*Task item:*
Take from the material every line containing the string "screenshot" and copy it.

*Records supplied:*
──────────
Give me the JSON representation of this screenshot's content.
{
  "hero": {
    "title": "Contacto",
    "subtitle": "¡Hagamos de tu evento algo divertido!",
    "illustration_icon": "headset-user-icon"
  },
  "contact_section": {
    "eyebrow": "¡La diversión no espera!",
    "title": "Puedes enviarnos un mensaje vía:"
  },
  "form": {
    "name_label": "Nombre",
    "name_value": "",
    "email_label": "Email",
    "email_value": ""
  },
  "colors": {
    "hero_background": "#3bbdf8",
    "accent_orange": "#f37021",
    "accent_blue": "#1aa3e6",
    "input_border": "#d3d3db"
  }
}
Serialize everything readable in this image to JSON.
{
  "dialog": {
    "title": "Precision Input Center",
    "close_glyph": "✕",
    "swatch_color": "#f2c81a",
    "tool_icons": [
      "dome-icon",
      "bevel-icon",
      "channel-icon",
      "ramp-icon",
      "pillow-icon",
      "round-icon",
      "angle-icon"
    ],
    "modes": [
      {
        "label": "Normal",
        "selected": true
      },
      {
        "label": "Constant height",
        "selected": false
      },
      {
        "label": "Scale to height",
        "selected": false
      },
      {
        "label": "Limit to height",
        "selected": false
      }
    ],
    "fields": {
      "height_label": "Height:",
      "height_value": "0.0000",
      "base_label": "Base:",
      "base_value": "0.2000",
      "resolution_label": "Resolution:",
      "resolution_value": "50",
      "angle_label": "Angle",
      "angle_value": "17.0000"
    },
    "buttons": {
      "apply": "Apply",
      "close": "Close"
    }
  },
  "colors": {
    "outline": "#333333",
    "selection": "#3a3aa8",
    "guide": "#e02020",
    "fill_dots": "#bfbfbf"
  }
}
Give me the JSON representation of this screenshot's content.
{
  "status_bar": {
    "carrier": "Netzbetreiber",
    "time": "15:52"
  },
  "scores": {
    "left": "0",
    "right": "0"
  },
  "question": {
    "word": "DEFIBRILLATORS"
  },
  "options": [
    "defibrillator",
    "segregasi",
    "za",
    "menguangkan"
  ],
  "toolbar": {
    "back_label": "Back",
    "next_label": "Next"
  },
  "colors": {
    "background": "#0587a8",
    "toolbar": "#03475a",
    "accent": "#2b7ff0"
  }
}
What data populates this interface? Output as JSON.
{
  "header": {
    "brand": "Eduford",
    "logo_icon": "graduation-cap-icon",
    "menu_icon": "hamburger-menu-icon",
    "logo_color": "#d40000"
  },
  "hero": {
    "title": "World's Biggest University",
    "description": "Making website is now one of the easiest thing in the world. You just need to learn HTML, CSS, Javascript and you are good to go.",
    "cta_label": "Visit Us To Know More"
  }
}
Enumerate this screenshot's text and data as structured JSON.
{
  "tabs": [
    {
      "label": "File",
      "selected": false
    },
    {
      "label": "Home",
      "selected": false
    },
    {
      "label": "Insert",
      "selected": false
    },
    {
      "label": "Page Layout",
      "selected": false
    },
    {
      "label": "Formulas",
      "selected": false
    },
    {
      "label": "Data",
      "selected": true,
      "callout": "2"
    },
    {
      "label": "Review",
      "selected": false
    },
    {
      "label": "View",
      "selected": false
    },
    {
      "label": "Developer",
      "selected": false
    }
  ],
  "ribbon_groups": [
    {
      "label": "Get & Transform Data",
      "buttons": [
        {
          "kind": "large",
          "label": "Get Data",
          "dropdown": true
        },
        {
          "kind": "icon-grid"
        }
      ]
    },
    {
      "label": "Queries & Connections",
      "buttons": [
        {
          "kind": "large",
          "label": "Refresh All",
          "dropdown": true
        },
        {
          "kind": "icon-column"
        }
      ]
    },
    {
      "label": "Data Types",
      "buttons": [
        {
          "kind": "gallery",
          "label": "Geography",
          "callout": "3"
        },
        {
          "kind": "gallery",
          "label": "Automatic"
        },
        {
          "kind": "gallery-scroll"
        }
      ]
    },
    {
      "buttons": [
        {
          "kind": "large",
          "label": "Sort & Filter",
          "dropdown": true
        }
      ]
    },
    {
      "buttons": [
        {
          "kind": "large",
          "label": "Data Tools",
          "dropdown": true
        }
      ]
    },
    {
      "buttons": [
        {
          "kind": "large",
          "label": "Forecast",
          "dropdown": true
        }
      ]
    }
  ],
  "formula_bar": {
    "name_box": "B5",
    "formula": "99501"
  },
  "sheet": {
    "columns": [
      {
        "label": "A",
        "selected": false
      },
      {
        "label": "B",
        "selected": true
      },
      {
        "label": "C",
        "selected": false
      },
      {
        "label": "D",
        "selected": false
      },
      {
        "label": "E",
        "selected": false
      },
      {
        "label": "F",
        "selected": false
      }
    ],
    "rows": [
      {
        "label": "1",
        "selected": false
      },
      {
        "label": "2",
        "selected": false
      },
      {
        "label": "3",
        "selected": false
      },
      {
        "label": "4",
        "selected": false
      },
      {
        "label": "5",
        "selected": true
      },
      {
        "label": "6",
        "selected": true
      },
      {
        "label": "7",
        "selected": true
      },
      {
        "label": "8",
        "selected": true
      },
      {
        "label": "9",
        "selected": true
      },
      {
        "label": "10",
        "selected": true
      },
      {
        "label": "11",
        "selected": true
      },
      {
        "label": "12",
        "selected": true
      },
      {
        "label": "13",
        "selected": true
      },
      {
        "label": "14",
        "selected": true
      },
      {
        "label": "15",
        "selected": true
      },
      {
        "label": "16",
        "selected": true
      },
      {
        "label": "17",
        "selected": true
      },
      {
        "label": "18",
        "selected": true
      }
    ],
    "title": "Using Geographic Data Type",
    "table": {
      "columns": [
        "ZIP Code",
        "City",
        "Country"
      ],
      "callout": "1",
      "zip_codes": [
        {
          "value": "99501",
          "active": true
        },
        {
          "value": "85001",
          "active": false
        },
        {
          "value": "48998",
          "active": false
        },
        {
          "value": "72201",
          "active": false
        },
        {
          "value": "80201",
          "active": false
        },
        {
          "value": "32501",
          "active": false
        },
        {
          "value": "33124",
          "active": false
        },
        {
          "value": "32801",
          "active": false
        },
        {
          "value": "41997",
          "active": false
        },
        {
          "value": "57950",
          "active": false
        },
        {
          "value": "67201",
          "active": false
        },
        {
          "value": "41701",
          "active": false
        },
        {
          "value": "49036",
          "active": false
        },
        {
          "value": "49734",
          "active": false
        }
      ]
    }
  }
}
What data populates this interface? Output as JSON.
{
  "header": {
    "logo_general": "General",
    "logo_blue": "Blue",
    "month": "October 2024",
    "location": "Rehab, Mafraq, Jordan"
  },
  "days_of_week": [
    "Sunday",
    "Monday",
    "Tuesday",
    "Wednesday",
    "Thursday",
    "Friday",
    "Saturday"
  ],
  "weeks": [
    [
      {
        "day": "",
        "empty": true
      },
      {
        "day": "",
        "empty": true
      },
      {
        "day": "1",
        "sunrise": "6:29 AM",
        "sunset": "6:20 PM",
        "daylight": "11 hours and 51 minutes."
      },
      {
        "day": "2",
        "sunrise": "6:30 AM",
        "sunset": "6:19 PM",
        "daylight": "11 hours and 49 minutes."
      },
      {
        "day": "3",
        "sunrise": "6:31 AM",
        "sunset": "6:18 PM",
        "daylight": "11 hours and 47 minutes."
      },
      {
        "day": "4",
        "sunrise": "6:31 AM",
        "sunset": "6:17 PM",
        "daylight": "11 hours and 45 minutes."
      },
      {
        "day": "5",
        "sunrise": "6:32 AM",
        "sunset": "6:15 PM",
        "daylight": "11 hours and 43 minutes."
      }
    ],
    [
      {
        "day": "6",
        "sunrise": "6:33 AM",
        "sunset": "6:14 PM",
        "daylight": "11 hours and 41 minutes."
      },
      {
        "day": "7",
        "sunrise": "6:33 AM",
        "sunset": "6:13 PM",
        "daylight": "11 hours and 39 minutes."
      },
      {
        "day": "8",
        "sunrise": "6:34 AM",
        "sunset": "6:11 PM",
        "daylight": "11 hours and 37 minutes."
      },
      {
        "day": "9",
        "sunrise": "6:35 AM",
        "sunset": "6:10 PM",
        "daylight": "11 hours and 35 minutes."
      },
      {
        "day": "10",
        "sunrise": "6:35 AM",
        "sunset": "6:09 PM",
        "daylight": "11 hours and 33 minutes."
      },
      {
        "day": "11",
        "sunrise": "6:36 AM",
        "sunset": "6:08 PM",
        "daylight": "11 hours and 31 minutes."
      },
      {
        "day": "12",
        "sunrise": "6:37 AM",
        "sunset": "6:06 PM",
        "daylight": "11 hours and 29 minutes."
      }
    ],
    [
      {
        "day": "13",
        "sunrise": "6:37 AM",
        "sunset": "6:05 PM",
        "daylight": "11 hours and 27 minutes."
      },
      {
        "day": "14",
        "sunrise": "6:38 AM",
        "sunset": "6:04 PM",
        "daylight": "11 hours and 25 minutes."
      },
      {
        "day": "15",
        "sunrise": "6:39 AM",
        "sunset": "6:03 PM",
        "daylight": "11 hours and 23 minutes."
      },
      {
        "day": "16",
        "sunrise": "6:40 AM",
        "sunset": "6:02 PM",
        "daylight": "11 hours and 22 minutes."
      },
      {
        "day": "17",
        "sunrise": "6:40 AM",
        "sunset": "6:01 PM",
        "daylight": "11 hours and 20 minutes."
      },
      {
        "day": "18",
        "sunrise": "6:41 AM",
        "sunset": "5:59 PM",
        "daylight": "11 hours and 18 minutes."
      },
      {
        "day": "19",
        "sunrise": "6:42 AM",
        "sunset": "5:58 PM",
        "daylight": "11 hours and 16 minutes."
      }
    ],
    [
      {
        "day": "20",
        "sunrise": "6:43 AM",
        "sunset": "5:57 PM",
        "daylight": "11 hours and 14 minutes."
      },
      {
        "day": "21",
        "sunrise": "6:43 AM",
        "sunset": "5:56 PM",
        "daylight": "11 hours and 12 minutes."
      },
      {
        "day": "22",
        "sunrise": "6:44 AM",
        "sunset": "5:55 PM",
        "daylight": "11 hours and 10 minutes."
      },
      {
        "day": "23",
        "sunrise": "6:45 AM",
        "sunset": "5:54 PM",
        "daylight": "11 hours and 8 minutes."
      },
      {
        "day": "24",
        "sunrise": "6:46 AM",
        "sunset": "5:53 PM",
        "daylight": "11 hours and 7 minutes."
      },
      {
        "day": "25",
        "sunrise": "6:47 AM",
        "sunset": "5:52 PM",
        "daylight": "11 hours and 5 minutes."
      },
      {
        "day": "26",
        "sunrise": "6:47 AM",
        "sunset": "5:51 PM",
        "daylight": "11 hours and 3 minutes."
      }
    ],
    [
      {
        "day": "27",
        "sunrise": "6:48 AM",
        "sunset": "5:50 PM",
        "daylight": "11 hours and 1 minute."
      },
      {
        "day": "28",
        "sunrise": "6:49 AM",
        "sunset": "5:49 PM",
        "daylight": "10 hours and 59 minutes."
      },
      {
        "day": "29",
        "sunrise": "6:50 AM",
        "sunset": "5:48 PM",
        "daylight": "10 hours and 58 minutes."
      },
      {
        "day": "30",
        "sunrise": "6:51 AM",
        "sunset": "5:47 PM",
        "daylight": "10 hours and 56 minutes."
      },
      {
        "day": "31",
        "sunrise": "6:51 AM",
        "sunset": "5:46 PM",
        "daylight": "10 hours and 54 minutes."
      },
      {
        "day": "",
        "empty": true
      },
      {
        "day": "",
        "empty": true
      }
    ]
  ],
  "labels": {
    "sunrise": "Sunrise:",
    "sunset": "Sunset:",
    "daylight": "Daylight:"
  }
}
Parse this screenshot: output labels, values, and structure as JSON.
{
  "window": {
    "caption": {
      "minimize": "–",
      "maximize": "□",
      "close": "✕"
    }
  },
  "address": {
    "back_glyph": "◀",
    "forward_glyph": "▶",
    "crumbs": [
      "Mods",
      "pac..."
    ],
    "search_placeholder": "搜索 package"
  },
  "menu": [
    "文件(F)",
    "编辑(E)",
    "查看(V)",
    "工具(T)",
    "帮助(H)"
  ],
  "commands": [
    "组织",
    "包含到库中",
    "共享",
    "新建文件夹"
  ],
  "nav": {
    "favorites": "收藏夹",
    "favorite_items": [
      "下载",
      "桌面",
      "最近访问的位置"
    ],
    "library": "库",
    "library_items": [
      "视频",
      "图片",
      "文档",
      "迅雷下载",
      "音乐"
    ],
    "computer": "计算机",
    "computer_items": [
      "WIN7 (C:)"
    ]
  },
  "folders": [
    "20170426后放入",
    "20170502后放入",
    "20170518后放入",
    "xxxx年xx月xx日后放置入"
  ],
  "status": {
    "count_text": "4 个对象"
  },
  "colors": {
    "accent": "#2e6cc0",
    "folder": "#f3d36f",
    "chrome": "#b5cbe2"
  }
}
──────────
*Task solution:*
Give me the JSON representation of this screenshot's content.
Give me the JSON representation of this screenshot's content.
Enumerate this screenshot's text and data as structured JSON.
Parse this screenshot: output labels, values, and structure as JSON.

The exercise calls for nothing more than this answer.